Aiken, G.E., Pitman, W.D., Chambliss, C.G. and Portier, K.M. (1991) Responses of yearling steers to different stocking rates on a subtropical grass-legume pasture. Journal of Animal Science 69:3348–3356.

Hacker, J.B. and Kretschmer, A.E. Jr. (1992). Desmodium heterocarpon (L.) DC. In: Mannetje, L't. and Jones, R.M. (eds) Plant Resources of South-East Asia No. 4. Forages. Pudoc Scientific Publishers, Wageningen, the Netherlands. p. 106–108.

Kretschmer, A.E. Jr., Brolmann, J.B, Snyder, G.H. and Coleman, S.W. (1982) Registration of 'Florida' carpon desmodium (Reg. No. 24). Crop Science 22:158–159.

Kretschmer, A.E. Jr., Brolmann, J.B., Snyder, G.H. and Coleman, S.W. (1979) 'Florida' carpon Desmodium: a perennial tropical forage legume for use in south Florida. Agricultural Experiment Station Circular S-260. University of Florida, Gainesville, USA.

Lenné, J.M. and Stanton, J.M. (1990) Diseases of Desmodium species. Tropical Grasslands 24:1–14.

Ohashi, H. (1991) Taxonomic studies in Desmodium heterocarpon (L.) DC. (Leguminosae). Journal of Japanese Botany 66:14–25.

Ohashi, H. and Ohashi, K. (2018) Grona, a Genus Separated from Desmodium (Leguminosae Tribe Desmodieae). Journal of Japanese Botany 93(2):104–120.

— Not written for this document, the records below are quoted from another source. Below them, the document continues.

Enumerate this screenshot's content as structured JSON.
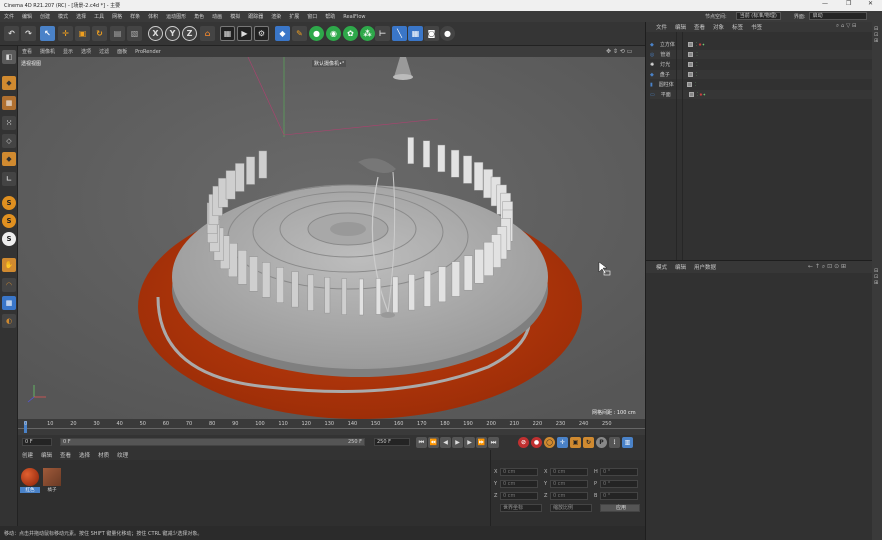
{
  "window": {
    "title": "Cinema 4D R21.207 (RC) - [场景-2.c4d *] - 主要",
    "controls": [
      "—",
      "❐",
      "✕"
    ]
  },
  "menu": {
    "items": [
      "文件",
      "编辑",
      "创建",
      "模式",
      "选择",
      "工具",
      "网格",
      "样条",
      "体积",
      "运动图形",
      "角色",
      "动画",
      "模拟",
      "跟踪器",
      "渲染",
      "扩展",
      "窗口",
      "帮助",
      "RealFlow"
    ],
    "node_space_label": "节点空间:",
    "node_space_value": "当前 (标准/物理)",
    "layout_label": "界面:",
    "layout_value": "启动"
  },
  "toolbar": {
    "axis_x": "X",
    "axis_y": "Y",
    "axis_z": "Z"
  },
  "viewport": {
    "menu": [
      "查看",
      "摄像机",
      "显示",
      "选项",
      "过滤",
      "面板",
      "ProRender"
    ],
    "view_name": "透视视图",
    "camera_label": "默认摄像机•°",
    "grid_spacing": "网格间距 : 100 cm"
  },
  "timeline": {
    "ticks": [
      "0",
      "10",
      "20",
      "30",
      "40",
      "50",
      "60",
      "70",
      "80",
      "90",
      "100",
      "110",
      "120",
      "130",
      "140",
      "150",
      "160",
      "170",
      "180",
      "190",
      "200",
      "210",
      "220",
      "230",
      "240",
      "250"
    ],
    "current_frame": "0 F"
  },
  "transport": {
    "start": "0 F",
    "range_start": "0 F",
    "range_end": "250 F",
    "end": "250 F"
  },
  "materials": {
    "menu": [
      "创建",
      "编辑",
      "查看",
      "选择",
      "材质",
      "纹理"
    ],
    "items": [
      {
        "name": "红色",
        "color": "#b8380c"
      },
      {
        "name": "橘子",
        "color": "#8a4a2a"
      }
    ]
  },
  "coords": {
    "fields": [
      {
        "axis": "X",
        "value": "0 cm"
      },
      {
        "axis": "X",
        "value": "0 cm"
      },
      {
        "axis": "H",
        "value": "0 °"
      },
      {
        "axis": "Y",
        "value": "0 cm"
      },
      {
        "axis": "Y",
        "value": "0 cm"
      },
      {
        "axis": "P",
        "value": "0 °"
      },
      {
        "axis": "Z",
        "value": "0 cm"
      },
      {
        "axis": "Z",
        "value": "0 cm"
      },
      {
        "axis": "B",
        "value": "0 °"
      }
    ],
    "mode_world": "世界坐标",
    "mode_scale": "缩放比例",
    "apply": "应用"
  },
  "object_manager": {
    "menu": [
      "文件",
      "编辑",
      "查看",
      "对象",
      "标签",
      "书签"
    ],
    "objects": [
      {
        "name": "立方体",
        "tag_color": "#d04040"
      },
      {
        "name": "管道",
        "tag_color": ""
      },
      {
        "name": "灯光",
        "tag_color": ""
      },
      {
        "name": "盘子",
        "tag_color": ""
      },
      {
        "name": "圆柱体",
        "tag_color": ""
      },
      {
        "name": "平面",
        "tag_color": "#d04040"
      }
    ]
  },
  "attr_manager": {
    "menu": [
      "模式",
      "编辑",
      "用户数据"
    ]
  },
  "status": {
    "text": "移动：点击并拖动鼠标移动元素。按住 SHIFT 键量化移动；按住 CTRL 键减少选择对象。"
  },
  "colors": {
    "accent": "#4a82c8",
    "floor": "#b8380c"
  }
}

Florida’ (PI 217910, IRFL 588, CPI 49729, CPI 83596, CPI 86277, CPI 100451) Released in Florida, USA in 1979. The original collection was obtained from the Forest Research Insitute, Dehra Dun, Uttar Pradesh, India.

Promising accessions

None reported.